Save More—and Make More—with Two Mindset Shifts

In order to build real wealth over your career without losing your mind in the process, there are two mindset shifts I want dentists to make. Let’s get right into them.

Don’t Be Scared of Debt

Smart debt is okay—good, even! We’re all familiar with the saying “It takes money to make money.” What we don’t emphasize very much is that it doesn’t have to be your money.

Banks have lots of money! And while some people have to beg and plead to get their hands on some of it, you don’t. You’re a dentist, which means the banks are ready, willing, and eager to lend you money for a great practice.
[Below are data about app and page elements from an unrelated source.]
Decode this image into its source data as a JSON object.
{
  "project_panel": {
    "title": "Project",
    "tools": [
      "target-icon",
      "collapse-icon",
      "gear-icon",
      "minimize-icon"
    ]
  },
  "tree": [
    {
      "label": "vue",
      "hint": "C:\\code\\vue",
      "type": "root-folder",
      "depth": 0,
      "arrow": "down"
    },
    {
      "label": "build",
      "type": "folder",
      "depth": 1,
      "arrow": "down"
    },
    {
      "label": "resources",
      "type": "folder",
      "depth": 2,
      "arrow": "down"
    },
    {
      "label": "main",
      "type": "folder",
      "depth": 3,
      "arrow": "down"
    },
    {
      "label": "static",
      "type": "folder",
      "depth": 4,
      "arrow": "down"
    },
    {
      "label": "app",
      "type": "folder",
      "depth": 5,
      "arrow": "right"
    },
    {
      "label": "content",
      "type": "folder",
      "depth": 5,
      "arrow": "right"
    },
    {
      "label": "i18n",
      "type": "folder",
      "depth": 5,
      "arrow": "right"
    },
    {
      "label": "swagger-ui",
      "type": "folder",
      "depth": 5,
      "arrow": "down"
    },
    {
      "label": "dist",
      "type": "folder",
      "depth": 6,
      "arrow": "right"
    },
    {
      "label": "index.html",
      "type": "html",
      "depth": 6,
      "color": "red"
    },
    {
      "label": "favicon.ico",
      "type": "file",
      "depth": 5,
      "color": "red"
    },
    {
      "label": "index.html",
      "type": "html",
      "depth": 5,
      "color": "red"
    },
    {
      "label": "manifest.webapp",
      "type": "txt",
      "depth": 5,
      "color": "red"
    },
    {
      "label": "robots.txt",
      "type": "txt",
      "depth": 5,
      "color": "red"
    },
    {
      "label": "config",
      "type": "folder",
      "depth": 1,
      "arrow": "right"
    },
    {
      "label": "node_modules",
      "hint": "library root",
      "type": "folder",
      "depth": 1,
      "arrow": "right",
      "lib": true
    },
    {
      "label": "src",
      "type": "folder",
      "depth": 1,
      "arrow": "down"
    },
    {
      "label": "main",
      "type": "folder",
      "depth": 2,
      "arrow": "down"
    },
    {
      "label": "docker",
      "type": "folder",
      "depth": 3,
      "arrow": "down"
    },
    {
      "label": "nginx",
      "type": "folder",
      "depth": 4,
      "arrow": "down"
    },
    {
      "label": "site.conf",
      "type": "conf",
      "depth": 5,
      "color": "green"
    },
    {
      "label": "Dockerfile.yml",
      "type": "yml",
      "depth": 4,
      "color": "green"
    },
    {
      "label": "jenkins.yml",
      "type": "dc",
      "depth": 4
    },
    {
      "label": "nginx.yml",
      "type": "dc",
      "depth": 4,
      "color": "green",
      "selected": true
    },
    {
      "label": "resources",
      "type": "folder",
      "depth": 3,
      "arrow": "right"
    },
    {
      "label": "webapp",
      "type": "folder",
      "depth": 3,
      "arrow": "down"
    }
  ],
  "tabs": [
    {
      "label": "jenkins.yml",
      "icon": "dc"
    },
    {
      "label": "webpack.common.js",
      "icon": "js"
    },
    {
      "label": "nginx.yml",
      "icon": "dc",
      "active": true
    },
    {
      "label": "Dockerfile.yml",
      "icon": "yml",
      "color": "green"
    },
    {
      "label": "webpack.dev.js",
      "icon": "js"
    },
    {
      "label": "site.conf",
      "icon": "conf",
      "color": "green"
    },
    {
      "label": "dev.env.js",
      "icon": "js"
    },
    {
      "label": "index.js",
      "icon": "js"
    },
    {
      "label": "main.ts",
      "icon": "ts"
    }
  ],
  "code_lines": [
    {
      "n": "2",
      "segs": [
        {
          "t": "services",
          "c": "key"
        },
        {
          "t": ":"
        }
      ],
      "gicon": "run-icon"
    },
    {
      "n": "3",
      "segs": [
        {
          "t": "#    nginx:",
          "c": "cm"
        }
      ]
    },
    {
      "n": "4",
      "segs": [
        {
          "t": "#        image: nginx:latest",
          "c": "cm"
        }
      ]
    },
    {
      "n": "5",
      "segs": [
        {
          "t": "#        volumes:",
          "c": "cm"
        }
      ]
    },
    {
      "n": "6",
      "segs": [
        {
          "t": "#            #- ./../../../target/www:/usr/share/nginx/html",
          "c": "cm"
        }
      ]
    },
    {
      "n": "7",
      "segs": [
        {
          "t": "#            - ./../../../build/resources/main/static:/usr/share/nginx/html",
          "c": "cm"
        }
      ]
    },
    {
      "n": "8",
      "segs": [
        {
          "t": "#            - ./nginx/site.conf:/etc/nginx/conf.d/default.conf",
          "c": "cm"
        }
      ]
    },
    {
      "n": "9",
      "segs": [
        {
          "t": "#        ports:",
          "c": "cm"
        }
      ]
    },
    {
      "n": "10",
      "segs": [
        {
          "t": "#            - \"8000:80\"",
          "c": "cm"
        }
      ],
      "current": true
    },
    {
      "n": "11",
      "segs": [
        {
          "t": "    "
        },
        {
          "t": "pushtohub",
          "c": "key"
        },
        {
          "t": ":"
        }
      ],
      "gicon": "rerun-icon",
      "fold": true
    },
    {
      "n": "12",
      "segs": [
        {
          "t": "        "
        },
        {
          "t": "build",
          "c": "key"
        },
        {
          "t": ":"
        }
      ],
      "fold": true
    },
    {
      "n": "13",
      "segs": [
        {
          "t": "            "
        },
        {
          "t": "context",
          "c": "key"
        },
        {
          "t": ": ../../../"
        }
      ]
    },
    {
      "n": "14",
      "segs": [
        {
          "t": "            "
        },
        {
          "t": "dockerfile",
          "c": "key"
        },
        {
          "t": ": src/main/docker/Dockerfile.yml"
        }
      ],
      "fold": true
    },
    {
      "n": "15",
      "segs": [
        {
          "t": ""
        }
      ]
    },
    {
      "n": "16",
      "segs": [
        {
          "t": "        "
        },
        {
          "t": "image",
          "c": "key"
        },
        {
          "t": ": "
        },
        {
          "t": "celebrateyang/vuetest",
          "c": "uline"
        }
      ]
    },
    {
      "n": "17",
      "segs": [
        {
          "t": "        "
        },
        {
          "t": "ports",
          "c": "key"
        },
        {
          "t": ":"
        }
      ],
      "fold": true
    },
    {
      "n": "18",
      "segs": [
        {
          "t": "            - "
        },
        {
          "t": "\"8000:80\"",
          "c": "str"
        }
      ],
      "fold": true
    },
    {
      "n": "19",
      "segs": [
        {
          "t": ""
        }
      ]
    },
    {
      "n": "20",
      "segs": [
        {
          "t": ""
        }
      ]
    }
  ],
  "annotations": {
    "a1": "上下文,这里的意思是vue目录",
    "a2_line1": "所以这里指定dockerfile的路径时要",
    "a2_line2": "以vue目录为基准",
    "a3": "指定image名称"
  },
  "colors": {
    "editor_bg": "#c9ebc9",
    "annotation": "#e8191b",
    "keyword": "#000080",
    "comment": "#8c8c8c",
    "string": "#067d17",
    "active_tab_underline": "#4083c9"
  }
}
So going into debt to buy a practice is actually…pretty easy! (Season 3 of the podcast is all about financing your practice purchase, by the way.)

As a fellow grad school survivor, I understand that that mountain of student loan debt makes the idea of taking on even more seem like a horrible idea. It isn’t. Banks are so eager to lend to dentists because with the right practice, you’re about as close to a sure bet as they ever get. Start thinking of yourself that way!

Going into debt to buy a practice seems scary in the short term, but in the long term it’s the best way to set yourself up for long-term financial independence. You invested in yourself once to get through school. Now do it again.

Spend Money to Save Money

A couple hundred bucks for TurboTax to file your returns, or five grand for a CPA to do it. Which sounds more appealing?

Saving money is an excellent impulse, don’t get me wrong. But when it comes to running your business (or preparing to), sometimes you have to shift your mindset on this one.

I talk a lot about having good people “on your team.” I can be one of them during the transition, of course, but what about after you’ve purchased your practice? Spending money to have people around you who help you run your business will pay off big time in the long run.

A trusted lawyer, for example, is vital to limit your liability with both patients and employees (among other things). But my favorite member of your team is your CPA.

A good CPA ain’t cheap. But a good CPA will also help you protect your money and make sure you keep as much of it as possible.

Filing taxes is probably the highest-profile thing a CPA will do, but it goes beyond that. A dental CPA will know the ins and outs of how a healthy practice should look by the numbers, and can alert you if, for example, your labs and supply costs are creeping up too high, or if money that was expected in one area of the business seems to be missing.

That five grand the CPA is charging you? Or even twice that? It will—again, in the long run!—save you more than you were able to save yourself by going it alone.